ABOUT THIS EXERCISE:
Every entry, start to finish, should be printed verbatim without pictures.

RECORDS PROVIDED:
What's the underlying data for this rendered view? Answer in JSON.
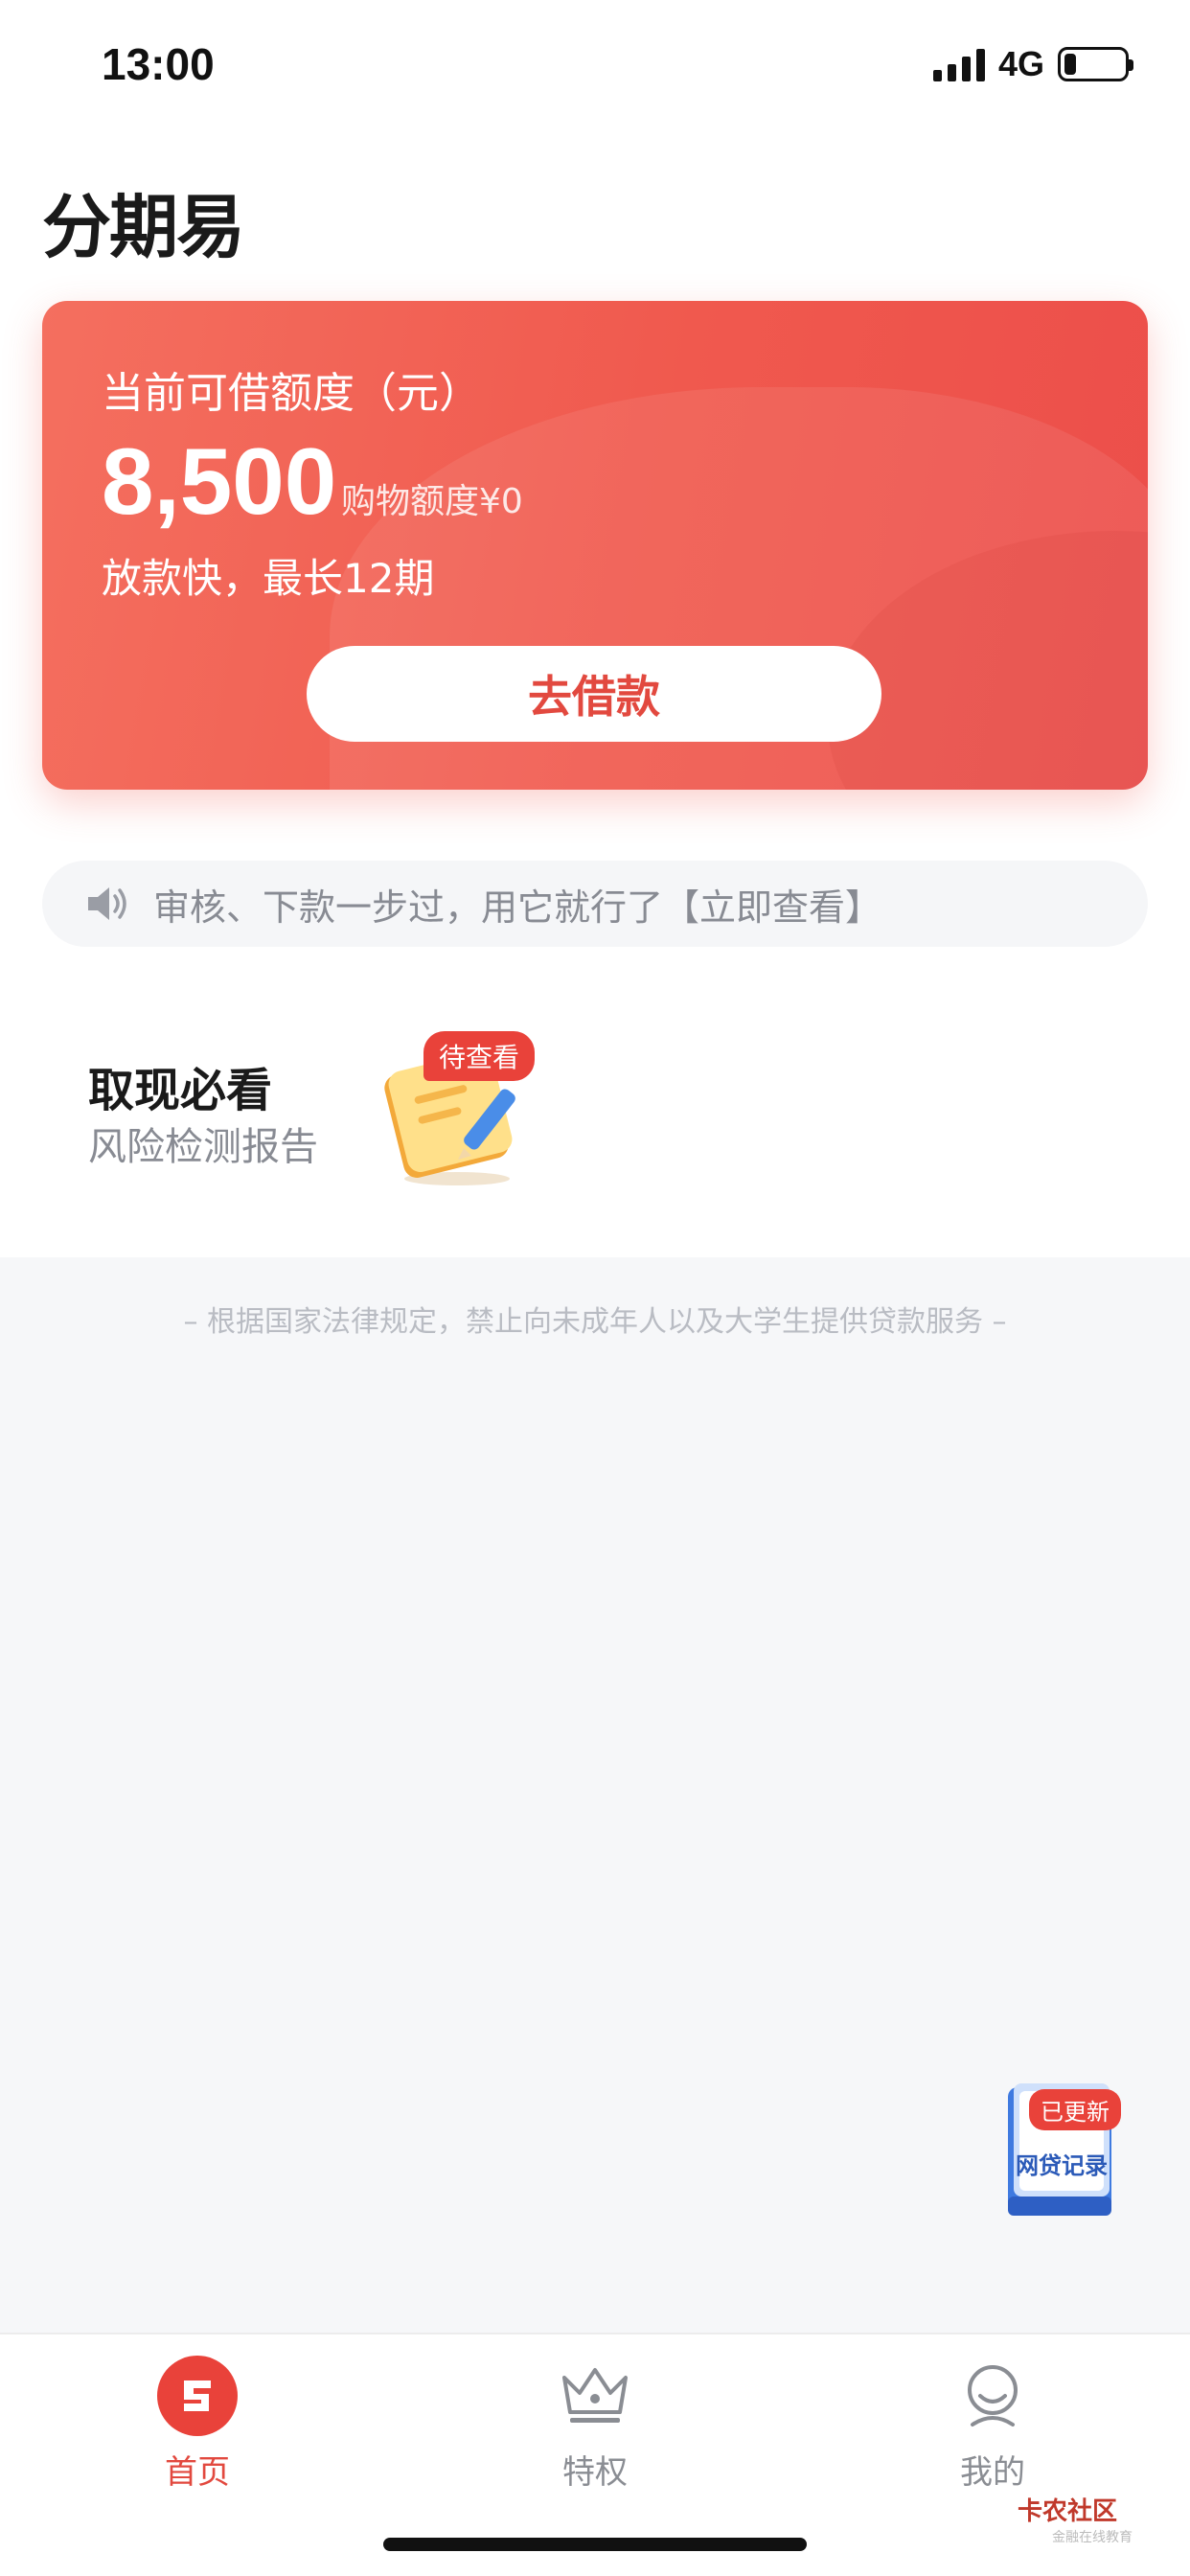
{
  "status_bar": {
    "time": "13:00",
    "network": "4G",
    "battery_percent": 20
  },
  "header": {
    "logo_text": "分期易"
  },
  "credit_card": {
    "label": "当前可借额度（元）",
    "amount": "8,500",
    "shopping_quota": "购物额度¥0",
    "subtitle": "放款快，最长12期",
    "borrow_button": "去借款"
  },
  "notice": {
    "text": "审核、下款一步过，用它就行了【立即查看】",
    "icon": "speaker-icon"
  },
  "feature": {
    "title": "取现必看",
    "subtitle": "风险检测报告",
    "badge": "待查看",
    "icon": "notepad-icon"
  },
  "legal_notice": "– 根据国家法律规定，禁止向未成年人以及大学生提供贷款服务 –",
  "floating_widget": {
    "badge": "已更新",
    "label": "网贷记录"
  },
  "tabbar": {
    "tabs": [
      {
        "label": "首页",
        "icon": "home-icon",
        "active": true
      },
      {
        "label": "特权",
        "icon": "crown-icon",
        "active": false
      },
      {
        "label": "我的",
        "icon": "profile-icon",
        "active": false
      }
    ]
  },
  "watermark": {
    "text": "卡农社区",
    "sub": "金融在线教育"
  },
  "colors": {
    "accent": "#e9423a",
    "card_start": "#f46f5f",
    "card_end": "#ec4e4a",
    "muted": "#888b93"
  }
}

RESULT OF THIS EXERCISE:
What's the underlying data for this rendered view? Answer in JSON.
{
  "status_bar": {
    "time": "13:00",
    "network": "4G",
    "battery_percent": 20
  },
  "header": {
    "logo_text": "分期易"
  },
  "credit_card": {
    "label": "当前可借额度（元）",
    "amount": "8,500",
    "shopping_quota": "购物额度¥0",
    "subtitle": "放款快，最长12期",
    "borrow_button": "去借款"
  },
  "notice": {
    "text": "审核、下款一步过，用它就行了【立即查看】",
    "icon": "speaker-icon"
  },
  "feature": {
    "title": "取现必看",
    "subtitle": "风险检测报告",
    "badge": "待查看",
    "icon": "notepad-icon"
  },
  "legal_notice": "– 根据国家法律规定，禁止向未成年人以及大学生提供贷款服务 –",
  "floating_widget": {
    "badge": "已更新",
    "label": "网贷记录"
  },
  "tabbar": {
    "tabs": [
      {
        "label": "首页",
        "icon": "home-icon",
        "active": true
      },
      {
        "label": "特权",
        "icon": "crown-icon",
        "active": false
      },
      {
        "label": "我的",
        "icon": "profile-icon",
        "active": false
      }
    ]
  },
  "watermark": {
    "text": "卡农社区",
    "sub": "金融在线教育"
  },
  "colors": {
    "accent": "#e9423a",
    "card_start": "#f46f5f",
    "card_end": "#ec4e4a",
    "muted": "#888b93"
  }
}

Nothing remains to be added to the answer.